> _Records for the task_:
----------
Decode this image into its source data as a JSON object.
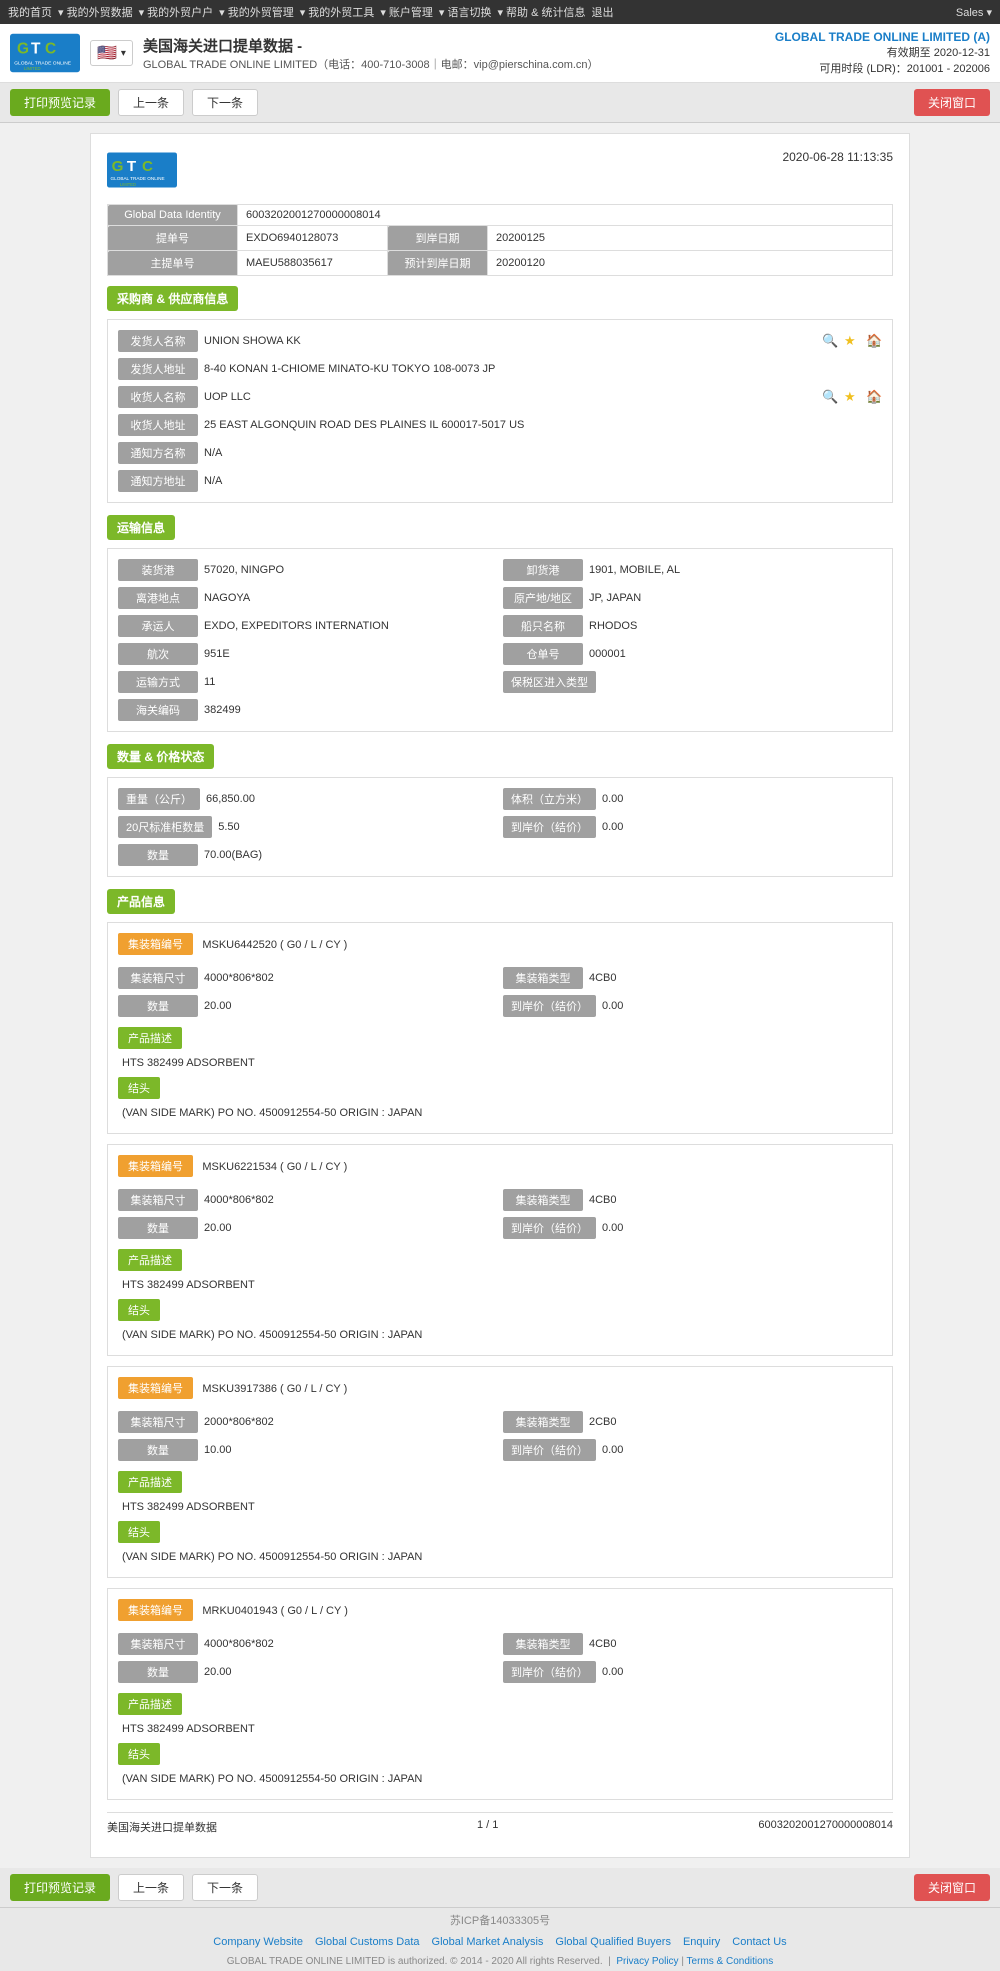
{
  "topnav": {
    "items": [
      "我的首页",
      "我的外贸数据",
      "我的外贸户户",
      "我的外贸管理",
      "我的外贸工具",
      "账户管理",
      "语言切换",
      "帮助 & 统计信息",
      "退出"
    ],
    "sales": "Sales"
  },
  "header": {
    "page_title": "美国海关进口提单数据 -",
    "company_line": "GLOBAL TRADE ONLINE LIMITED（电话：400-710-3008｜电邮：vip@pierschina.com.cn）",
    "company_name": "GLOBAL TRADE ONLINE LIMITED (A)",
    "valid_date": "有效期至 2020-12-31",
    "time_info": "可用时段 (LDR)：201001 - 202006"
  },
  "toolbar": {
    "print_label": "打印预览记录",
    "prev_label": "上一条",
    "next_label": "下一条",
    "close_label": "关闭窗口"
  },
  "document": {
    "date": "2020-06-28 11:13:35",
    "global_data_identity_label": "Global Data Identity",
    "global_data_identity_value": "6003202001270000008014",
    "fields": {
      "bill_no_label": "提单号",
      "bill_no_value": "EXDO6940128073",
      "arrival_date_label": "到岸日期",
      "arrival_date_value": "20200125",
      "master_bill_label": "主提单号",
      "master_bill_value": "MAEU588035617",
      "planned_arrival_label": "预计到岸日期",
      "planned_arrival_value": "20200120"
    }
  },
  "shipper_section": {
    "title": "采购商 & 供应商信息",
    "shipper_name_label": "发货人名称",
    "shipper_name_value": "UNION SHOWA KK",
    "shipper_addr_label": "发货人地址",
    "shipper_addr_value": "8-40 KONAN 1-CHIOME MINATO-KU TOKYO 108-0073 JP",
    "consignee_name_label": "收货人名称",
    "consignee_name_value": "UOP LLC",
    "consignee_addr_label": "收货人地址",
    "consignee_addr_value": "25 EAST ALGONQUIN ROAD DES PLAINES IL 600017-5017 US",
    "notify_name_label": "通知方名称",
    "notify_name_value": "N/A",
    "notify_addr_label": "通知方地址",
    "notify_addr_value": "N/A"
  },
  "logistics_section": {
    "title": "运输信息",
    "loading_port_label": "装货港",
    "loading_port_value": "57020, NINGPO",
    "unloading_port_label": "卸货港",
    "unloading_port_value": "1901, MOBILE, AL",
    "departure_place_label": "离港地点",
    "departure_place_value": "NAGOYA",
    "origin_country_label": "原产地/地区",
    "origin_country_value": "JP, JAPAN",
    "carrier_label": "承运人",
    "carrier_value": "EXDO, EXPEDITORS INTERNATION",
    "vessel_name_label": "船只名称",
    "vessel_name_value": "RHODOS",
    "voyage_label": "航次",
    "voyage_value": "951E",
    "bill_of_lading_label": "仓单号",
    "bill_of_lading_value": "000001",
    "transport_mode_label": "运输方式",
    "transport_mode_value": "11",
    "customs_zone_label": "保税区进入类型",
    "customs_zone_value": "",
    "customs_no_label": "海关编码",
    "customs_no_value": "382499"
  },
  "quantity_section": {
    "title": "数量 & 价格状态",
    "weight_label": "重量（公斤）",
    "weight_value": "66,850.00",
    "volume_label": "体积（立方米）",
    "volume_value": "0.00",
    "std_containers_label": "20尺标准柜数量",
    "std_containers_value": "5.50",
    "unit_price_label": "到岸价（结价）",
    "unit_price_value": "0.00",
    "quantity_label": "数量",
    "quantity_value": "70.00(BAG)"
  },
  "product_section": {
    "title": "产品信息",
    "items": [
      {
        "container_no_label": "集装箱编号",
        "container_no_value": "MSKU6442520 ( G0 / L / CY )",
        "container_size_label": "集装箱尺寸",
        "container_size_value": "4000*806*802",
        "container_type_label": "集装箱类型",
        "container_type_value": "4CB0",
        "quantity_label": "数量",
        "quantity_value": "20.00",
        "unit_price_label": "到岸价（结价）",
        "unit_price_value": "0.00",
        "desc_label": "产品描述",
        "desc_value": "HTS 382499 ADSORBENT",
        "mark_label": "结头",
        "mark_value": "(VAN SIDE MARK) PO NO. 4500912554-50 ORIGIN : JAPAN"
      },
      {
        "container_no_label": "集装箱编号",
        "container_no_value": "MSKU6221534 ( G0 / L / CY )",
        "container_size_label": "集装箱尺寸",
        "container_size_value": "4000*806*802",
        "container_type_label": "集装箱类型",
        "container_type_value": "4CB0",
        "quantity_label": "数量",
        "quantity_value": "20.00",
        "unit_price_label": "到岸价（结价）",
        "unit_price_value": "0.00",
        "desc_label": "产品描述",
        "desc_value": "HTS 382499 ADSORBENT",
        "mark_label": "结头",
        "mark_value": "(VAN SIDE MARK) PO NO. 4500912554-50 ORIGIN : JAPAN"
      },
      {
        "container_no_label": "集装箱编号",
        "container_no_value": "MSKU3917386 ( G0 / L / CY )",
        "container_size_label": "集装箱尺寸",
        "container_size_value": "2000*806*802",
        "container_type_label": "集装箱类型",
        "container_type_value": "2CB0",
        "quantity_label": "数量",
        "quantity_value": "10.00",
        "unit_price_label": "到岸价（结价）",
        "unit_price_value": "0.00",
        "desc_label": "产品描述",
        "desc_value": "HTS 382499 ADSORBENT",
        "mark_label": "结头",
        "mark_value": "(VAN SIDE MARK) PO NO. 4500912554-50 ORIGIN : JAPAN"
      },
      {
        "container_no_label": "集装箱编号",
        "container_no_value": "MRKU0401943 ( G0 / L / CY )",
        "container_size_label": "集装箱尺寸",
        "container_size_value": "4000*806*802",
        "container_type_label": "集装箱类型",
        "container_type_value": "4CB0",
        "quantity_label": "数量",
        "quantity_value": "20.00",
        "unit_price_label": "到岸价（结价）",
        "unit_price_value": "0.00",
        "desc_label": "产品描述",
        "desc_value": "HTS 382499 ADSORBENT",
        "mark_label": "结头",
        "mark_value": "(VAN SIDE MARK) PO NO. 4500912554-50 ORIGIN : JAPAN"
      }
    ]
  },
  "doc_footer": {
    "label": "美国海关进口提单数据",
    "page": "1 / 1",
    "id": "6003202001270000008014"
  },
  "footer": {
    "icp": "苏ICP备14033305号",
    "links": [
      "Company Website",
      "Global Customs Data",
      "Global Market Analysis",
      "Global Qualified Buyers",
      "Enquiry",
      "Contact Us"
    ],
    "copyright": "GLOBAL TRADE ONLINE LIMITED is authorized. © 2014 - 2020 All rights Reserved.",
    "policy_links": [
      "Privacy Policy",
      "Terms & Conditions"
    ]
  }
}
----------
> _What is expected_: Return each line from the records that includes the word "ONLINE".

> _Solution below_:
    "company_line": "GLOBAL TRADE ONLINE LIMITED（电话：400-710-3008｜电邮：vip@pierschina.com.cn）",
    "company_name": "GLOBAL TRADE ONLINE LIMITED (A)",
    "copyright": "GLOBAL TRADE ONLINE LIMITED is authorized. © 2014 - 2020 All rights Reserved.",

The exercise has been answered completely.